Most track frames will run reasonably clean – dust and dirt is useful, but large pieces of debris and sharp stones, less so.
Any stones pushed into the rollers or track carcass should be removed before they inflict too much damage.
When new tracks have been fitted, there is a ‘break-in’ period that will help you get the most from your new rubber.
Essentially, tracks need to be ‘work-hardened’ and this is where dust and dirt act as a dry lubricant to minimise heat build-up and reduce rubber stickiness.
“It is important not to tear off down the road on a long journey, with new tracks,” warns Case-IH’s Paul Freeman. “Mid-wheels will be turning very fast at road speeds, and heat build-up will be the biggest problem here. Rubber surfaces will soften and try to vulcanise themselves together.”

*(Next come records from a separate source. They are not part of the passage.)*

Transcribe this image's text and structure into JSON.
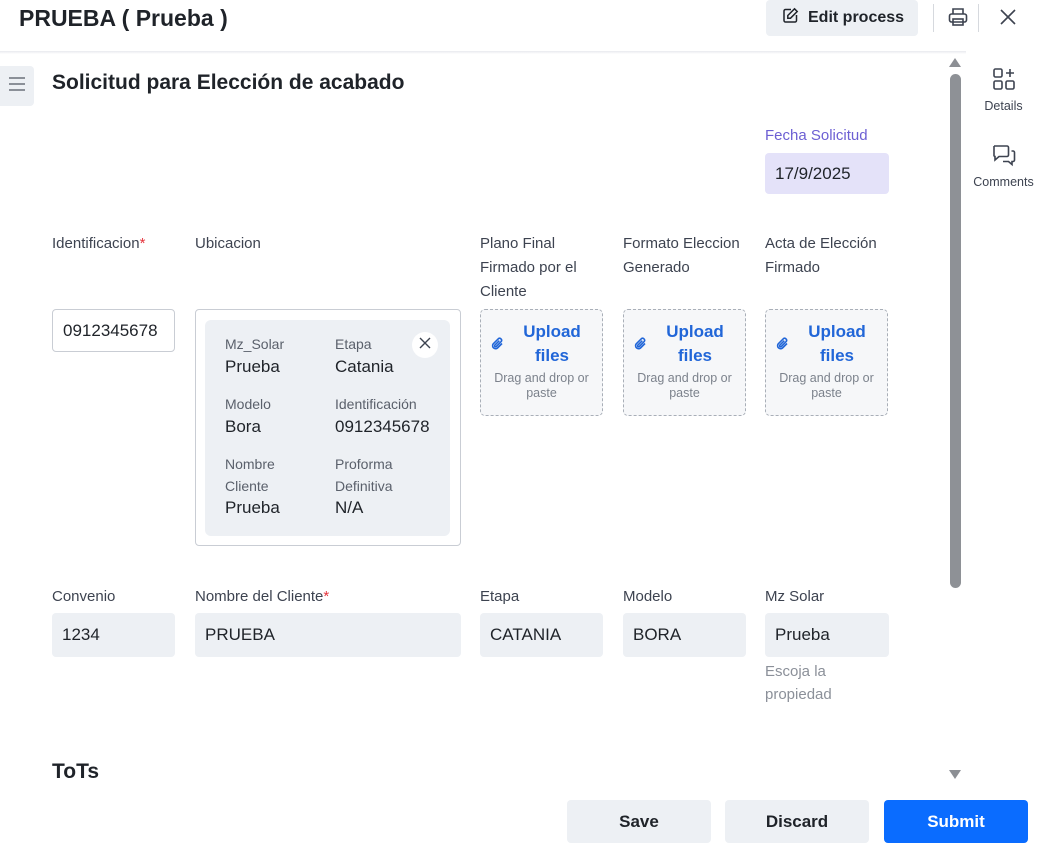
{
  "header": {
    "title": "PRUEBA ( Prueba )",
    "edit_label": "Edit process"
  },
  "form": {
    "section_title": "Solicitud para Elección de acabado",
    "fecha_label": "Fecha Solicitud",
    "fecha_value": "17/9/2025",
    "identificacion_label": "Identificacion",
    "identificacion_value": "0912345678",
    "ubicacion_label": "Ubicacion",
    "plano_label": "Plano Final Firmado por el Cliente",
    "formato_label": "Formato Eleccion Generado",
    "acta_label": "Acta de Elección Firmado",
    "convenio_label": "Convenio",
    "convenio_value": "1234",
    "nombre_label": "Nombre del Cliente",
    "nombre_value": "PRUEBA",
    "etapa_label": "Etapa",
    "etapa_value": "CATANIA",
    "modelo_label": "Modelo",
    "modelo_value": "BORA",
    "mz_label": "Mz Solar",
    "mz_value": "Prueba",
    "mz_helper": "Escoja la propiedad",
    "required_mark": "*"
  },
  "ubicacion_card": {
    "mz_solar_k": "Mz_Solar",
    "mz_solar_v": "Prueba",
    "etapa_k": "Etapa",
    "etapa_v": "Catania",
    "modelo_k": "Modelo",
    "modelo_v": "Bora",
    "ident_k": "Identificación",
    "ident_v": "0912345678",
    "nombre_k": "Nombre Cliente",
    "nombre_v": "Prueba",
    "proforma_k": "Proforma Definitiva",
    "proforma_v": "N/A"
  },
  "upload": {
    "title": "Upload files",
    "subtitle": "Drag and drop or paste"
  },
  "tots_title": "ToTs",
  "sidebar": {
    "details_label": "Details",
    "comments_label": "Comments"
  },
  "footer": {
    "save_label": "Save",
    "discard_label": "Discard",
    "submit_label": "Submit"
  },
  "colors": {
    "accent": "#0a6cff",
    "link": "#2166d8",
    "purple_label": "#6c5fd3",
    "required": "#e5343d"
  },
  "icons": [
    "edit-icon",
    "print-icon",
    "close-icon",
    "menu-icon",
    "details-icon",
    "comments-icon",
    "paperclip-icon"
  ]
}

“If you really have to run down the road, break the journey into short stints and allow tracks to cool,” he says. “A useful tip to resist heat is to coat the inside the tracks with a conditioning powder, which contains graphite.”
It is a point reinforced by Agco’s Ben Bell who suggests a bag of lime split between both tracks can help remove a shiny finish and maintain friction.
Tracks can last a long time if road-work and stony ground have been avoided. Typically, tracks can last 3,000-5,000 hours and often double the life of tyres doing the same work, in the same conditions.
On positive drive systems, ensure wheel scrapers are correctly adjusted to prevent material build-up. Excess debris can lead to lug damage and deterioration of the area where the drive wheel and track meet.
Mechanical damage, side-loading and excessive torque can shorten drive lug life, according to Camso distributor Eurotrack.
“Try and make headland turns in alternate directions,” suggests Eurotrack’s James Hunt. “This can help to equalise wear on both sides of the drive lugs.”
“And get into the habit of making frequent undercarriage inspections,” he adds. “That way, you are more likely to spot a problem before it develops, and that can save you money.”